Flavors: Ash, Cut grass, Floral, Roasted, Sour, Tree Fruit
Received a sample of this in my most recent tea order – nice surprise, as I recalled liking this one. Sure enough, still rather enjoyed it. Smooth black base (not particularly notable otherwise, but smoothness is important), with fruity and creamy notes. I’m not entirely sure I’d pick out black cherry, but it’s pretty tasty.
For those who don’t know, Kim Tuyen is Jin Xuan. That’s probably why Harney describes it as being like an oolong: it’s a black tea made from a cultivar normally processed as an oolong. This does come through in the taste. Its body has a softness that reminds me of some Taiwanese oolongs even if it lacks the milkiness Jin Xuan oolongs are known for. The floral aroma and light but honey-sweet tropical and stone fruit flavors, too, are quite oolong-like. Yet, despite everything it shares with oolongs, it’s still recognizable as a Chinese-style black tea.
As I hoped, gongfu and western style both work well with this tea.

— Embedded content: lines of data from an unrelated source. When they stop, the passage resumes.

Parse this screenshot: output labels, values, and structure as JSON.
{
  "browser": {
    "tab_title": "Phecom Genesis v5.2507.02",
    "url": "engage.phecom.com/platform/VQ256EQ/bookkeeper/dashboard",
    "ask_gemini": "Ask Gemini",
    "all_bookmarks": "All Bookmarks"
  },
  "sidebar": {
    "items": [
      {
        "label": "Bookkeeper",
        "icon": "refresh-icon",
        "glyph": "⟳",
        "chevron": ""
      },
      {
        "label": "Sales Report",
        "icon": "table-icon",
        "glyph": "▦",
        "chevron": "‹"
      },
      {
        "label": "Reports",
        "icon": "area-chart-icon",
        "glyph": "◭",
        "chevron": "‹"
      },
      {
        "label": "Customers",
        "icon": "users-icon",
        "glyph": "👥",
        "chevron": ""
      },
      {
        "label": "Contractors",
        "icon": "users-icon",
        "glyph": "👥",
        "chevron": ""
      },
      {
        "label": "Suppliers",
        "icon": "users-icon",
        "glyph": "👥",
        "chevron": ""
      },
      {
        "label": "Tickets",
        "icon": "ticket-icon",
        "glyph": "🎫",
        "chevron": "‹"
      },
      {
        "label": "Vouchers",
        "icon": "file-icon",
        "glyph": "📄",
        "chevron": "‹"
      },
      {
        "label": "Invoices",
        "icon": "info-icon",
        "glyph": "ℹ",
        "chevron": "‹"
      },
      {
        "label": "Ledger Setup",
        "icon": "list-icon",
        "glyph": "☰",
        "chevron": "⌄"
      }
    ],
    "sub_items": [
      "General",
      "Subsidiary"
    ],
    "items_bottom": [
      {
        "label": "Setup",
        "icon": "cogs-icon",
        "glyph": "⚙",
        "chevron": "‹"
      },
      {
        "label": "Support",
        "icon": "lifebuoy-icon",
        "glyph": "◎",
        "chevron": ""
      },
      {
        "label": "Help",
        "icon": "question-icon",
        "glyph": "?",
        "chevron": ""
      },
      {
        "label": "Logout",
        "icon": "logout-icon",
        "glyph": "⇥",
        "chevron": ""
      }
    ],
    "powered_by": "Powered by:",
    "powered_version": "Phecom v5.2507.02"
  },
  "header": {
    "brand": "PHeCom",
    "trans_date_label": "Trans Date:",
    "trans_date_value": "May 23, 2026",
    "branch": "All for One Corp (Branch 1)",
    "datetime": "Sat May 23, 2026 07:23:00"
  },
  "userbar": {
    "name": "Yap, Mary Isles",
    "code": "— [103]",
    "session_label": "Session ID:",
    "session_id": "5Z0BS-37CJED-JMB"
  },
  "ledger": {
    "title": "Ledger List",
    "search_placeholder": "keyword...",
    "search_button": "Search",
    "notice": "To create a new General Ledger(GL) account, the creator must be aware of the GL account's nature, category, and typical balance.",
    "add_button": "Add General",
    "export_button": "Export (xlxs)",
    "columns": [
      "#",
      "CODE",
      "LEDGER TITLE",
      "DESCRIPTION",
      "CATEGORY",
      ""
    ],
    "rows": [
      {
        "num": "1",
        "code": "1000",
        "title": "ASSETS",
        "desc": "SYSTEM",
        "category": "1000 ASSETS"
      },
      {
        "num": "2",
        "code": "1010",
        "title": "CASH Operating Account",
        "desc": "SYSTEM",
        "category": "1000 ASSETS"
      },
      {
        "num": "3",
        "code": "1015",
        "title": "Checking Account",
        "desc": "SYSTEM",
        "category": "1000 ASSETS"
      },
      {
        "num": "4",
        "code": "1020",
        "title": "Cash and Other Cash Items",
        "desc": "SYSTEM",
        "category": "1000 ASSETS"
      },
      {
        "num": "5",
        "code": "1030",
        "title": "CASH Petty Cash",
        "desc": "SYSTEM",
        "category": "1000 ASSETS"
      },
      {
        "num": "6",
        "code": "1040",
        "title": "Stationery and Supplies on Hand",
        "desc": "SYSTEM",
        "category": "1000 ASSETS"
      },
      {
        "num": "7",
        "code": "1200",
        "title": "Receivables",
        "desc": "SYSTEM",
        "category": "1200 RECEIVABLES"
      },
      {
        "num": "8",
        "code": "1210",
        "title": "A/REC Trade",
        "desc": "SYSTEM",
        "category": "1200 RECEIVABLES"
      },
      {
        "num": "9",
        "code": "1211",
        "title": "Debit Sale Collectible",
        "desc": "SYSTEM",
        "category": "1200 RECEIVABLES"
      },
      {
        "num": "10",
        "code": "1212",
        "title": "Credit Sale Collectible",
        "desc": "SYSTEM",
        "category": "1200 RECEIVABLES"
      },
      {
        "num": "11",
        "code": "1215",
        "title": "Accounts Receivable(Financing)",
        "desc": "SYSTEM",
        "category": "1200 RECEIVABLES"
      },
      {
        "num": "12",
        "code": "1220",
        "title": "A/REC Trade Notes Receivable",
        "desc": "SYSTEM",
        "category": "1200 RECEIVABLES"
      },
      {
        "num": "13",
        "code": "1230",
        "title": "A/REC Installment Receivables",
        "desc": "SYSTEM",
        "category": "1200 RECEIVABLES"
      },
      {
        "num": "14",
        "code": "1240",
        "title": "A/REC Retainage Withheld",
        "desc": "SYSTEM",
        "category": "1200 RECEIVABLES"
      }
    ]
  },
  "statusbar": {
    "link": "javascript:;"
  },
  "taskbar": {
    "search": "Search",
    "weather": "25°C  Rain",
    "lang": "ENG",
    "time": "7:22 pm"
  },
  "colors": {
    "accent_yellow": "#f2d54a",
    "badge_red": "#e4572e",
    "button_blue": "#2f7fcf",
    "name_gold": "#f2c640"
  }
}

Gongfu brings out the complexities and the aroma of the tea more, while western style is sweet and mellow. Either way is satisfying to me. This is very cheap, so I recommend it for anyone who enjoys mellow Chinese black teas or fruity dark oolongs as this has similarities to both. Avoid if you think of Darjeeling or full leaf Yunnans as too weak or if a bit of smokiness bothers you, because this is light, but also a bit smoky.
Flavors: Citrus, Floral, Fruity, Honey, Smoke, Stonefruits, Tropical